#### DATA RECORDS:
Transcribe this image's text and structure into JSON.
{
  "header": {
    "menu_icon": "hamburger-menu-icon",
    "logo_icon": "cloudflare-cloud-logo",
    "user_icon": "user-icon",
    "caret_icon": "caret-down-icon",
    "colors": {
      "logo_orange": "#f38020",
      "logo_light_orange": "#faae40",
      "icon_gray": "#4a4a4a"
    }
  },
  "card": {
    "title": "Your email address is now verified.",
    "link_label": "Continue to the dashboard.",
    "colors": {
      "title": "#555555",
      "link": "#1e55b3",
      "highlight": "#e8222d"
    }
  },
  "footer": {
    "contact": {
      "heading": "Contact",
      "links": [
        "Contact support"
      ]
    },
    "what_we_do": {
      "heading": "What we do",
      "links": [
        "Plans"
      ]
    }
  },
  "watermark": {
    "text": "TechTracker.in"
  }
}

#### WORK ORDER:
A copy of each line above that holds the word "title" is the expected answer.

#### REPLY:
    "title": "Your email address is now verified.",
      "title": "#555555",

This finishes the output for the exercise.